Russia is on the brink of great change. Pasha’s coronation approaches, and Vika is now the Imperial Enchanter, but the role she once coveted may be more difficult—and dangerous—than she ever expected.
Pasha is grappling with his own problems—his legitimacy is in doubt, the girl he loves loathes him, and he believes his best friend is dead. When a challenger to the throne emerges—and with the magic in Russia growing rapidly—Pasha must do whatever it takes to keep his position and protect his kingdom.
For Nikolai, the ending of the Crown’s Game stung deeply. Although he just managed to escape death, Nikolai remains alone, a shadow hidden in a not-quite-real world of his own creation. But when he’s given a second chance at life—tied to a dark price—Nikolai must decide just how far he’s willing to go to return to the world.
With revolution on the rise, dangerous new magic rearing up, and a tsardom up for the taking, Vika, Nikolai, and Pasha must fight—or face the destruction of not only their world but also themselves.
I’m just now realizing that this is my first time reading the summary of the book. I was so intent on just checking it out and devouring it that I didn’t even stop to see what it was about; honestly, it was kind of fun keeping it a surprise!
There is a lot going on in The Crown’s Fate. My beloved Nikolai is struggling with the betrayal at the end of The Crown’s Game and how to get back to reality. He makes some stupid decisions along the way that quickly lead him down a dark path. Pasha is learning what it takes to become tsar while struggling with his own feelings toward Vika and Nikolai. Vika, as always, is stuck in the middle of Pasha and Nikolai, trying to keep them from hurting each other and trying to help them make their- and her own- destiny.

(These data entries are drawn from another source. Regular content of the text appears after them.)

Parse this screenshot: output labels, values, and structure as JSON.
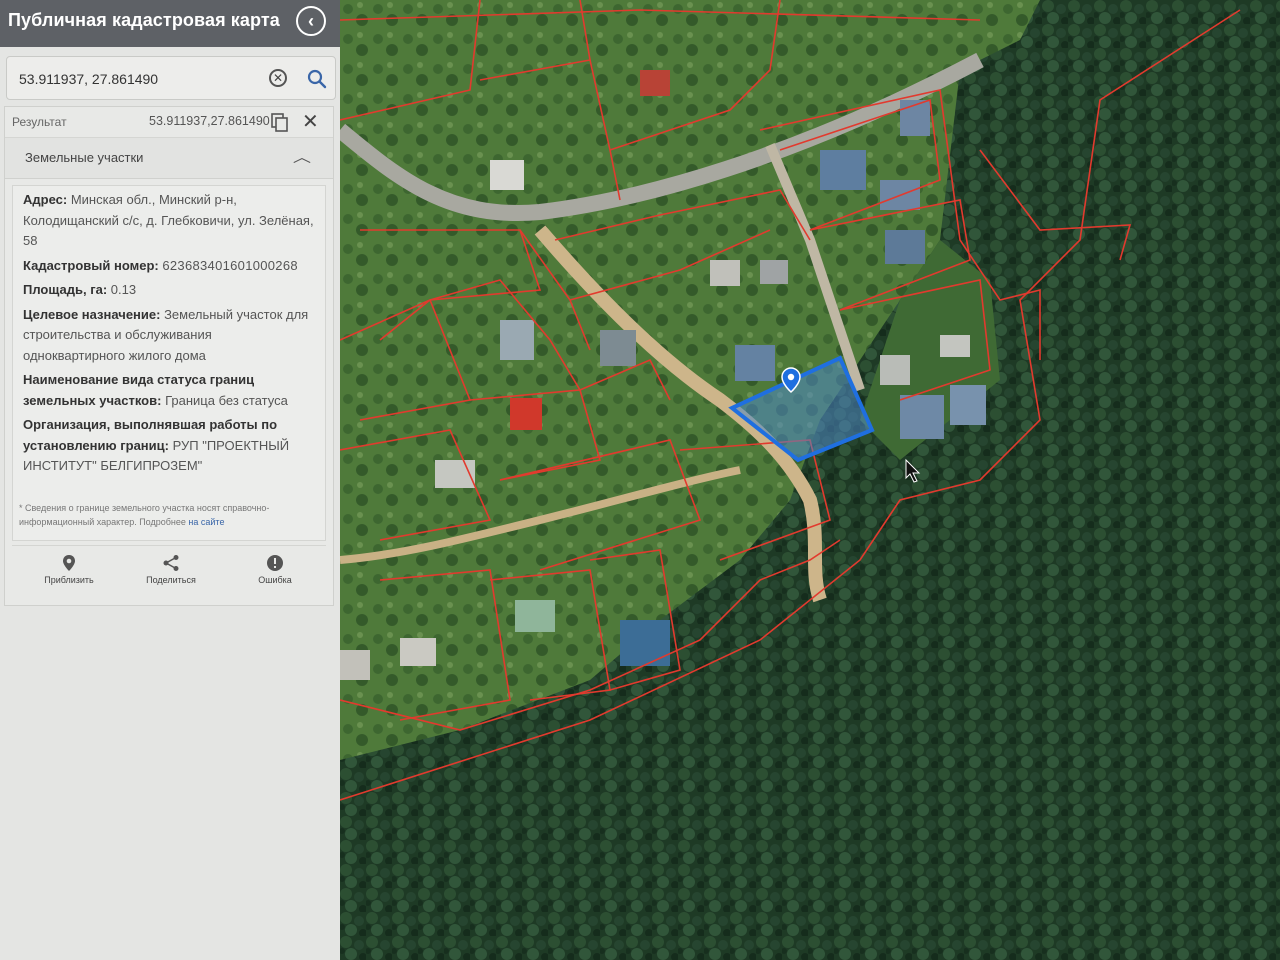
{
  "app": {
    "title": "Публичная кадастровая карта"
  },
  "search": {
    "value": "53.911937, 27.861490"
  },
  "result": {
    "label": "Результат",
    "coords": "53.911937,27.861490",
    "section_title": "Земельные участки",
    "fields": {
      "address_label": "Адрес:",
      "address_value": "Минская обл., Минский р-н, Колодищанский с/с, д. Глебковичи, ул. Зелёная, 58",
      "cadastral_label": "Кадастровый номер:",
      "cadastral_value": "623683401601000268",
      "area_label": "Площадь, га:",
      "area_value": "0.13",
      "purpose_label": "Целевое назначение:",
      "purpose_value": "Земельный участок для строительства и обслуживания одноквартирного жилого дома",
      "status_label": "Наименование вида статуса границ земельных участков:",
      "status_value": "Граница без статуса",
      "org_label": "Организация, выполнявшая работы по установлению границ:",
      "org_value": "РУП \"ПРОЕКТНЫЙ ИНСТИТУТ\" БЕЛГИПРОЗЕМ\""
    },
    "note_text": "* Сведения о границе земельного участка носят справочно-информационный характер. Подробнее",
    "note_link": "на сайте",
    "actions": {
      "zoom": "Приблизить",
      "share": "Поделиться",
      "error": "Ошибка"
    }
  },
  "colors": {
    "topbar": "#5e6166",
    "boundary": "#e23a2e",
    "selected_parcel": "#1f6fe0",
    "forest": "#1f3a26"
  }
}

My love for these three characters hasn’t dies since reading The Crown’s Game. Vika, Nikolai, and Pasha each go through so many changes in The Crown’s Fate. They were dealing with a lot more big-picture problems in this book that forced them to make some very tough decisions. I really enjoyed seeing them work through these conflicts and shake things up a bit.
I really like the plot of The Crown’s Fate. We get to see the Russian revolution from a different, more fantastical viewpoint. Our three main characters have an even more complex relationship than they did in The Crown’s Game which definitely brings along some interesting situations and conflicts. However…
I didn’t feel like the stakes were as high as they could have been. I know they were meant to be, but I was never really worried for the characters or how the book would end. In fact, the ending felt pretty anticlimactic and like the characters moved on from the big event very quickly. Really, the pacing felt a bit off throughout the whole book. Certain elements felt slow and repetitive while others zoomed past. Looking back on it, I think the book would have benefitted from some pacing revisions. The imagery also didn’t feel as bold and real as it did in book one, maybe because there was less imaginative enchanting happening.
Despite these flaws, I really did enjoy most of the scenes, the character development, the tone, and the magic elements of the book. I think it was a very solid way to end the duology. The Crown’s Fate focuses a lot more on the political conflicts rather than the magical ones, so that might be why I was a little less in love with it than The Crown’s Game.
I would go into specifics but I don’t want to spoil anything. Just know that by the end of this duology I’m ready to read whatever else the author writes! She is really good at blending history and culture, fantasy, and high-stakes plots together into one cohesive and meaningful story, and I can only see this improving as she continues to write. I would definitely recommend giving The Crown’s Game duology a read!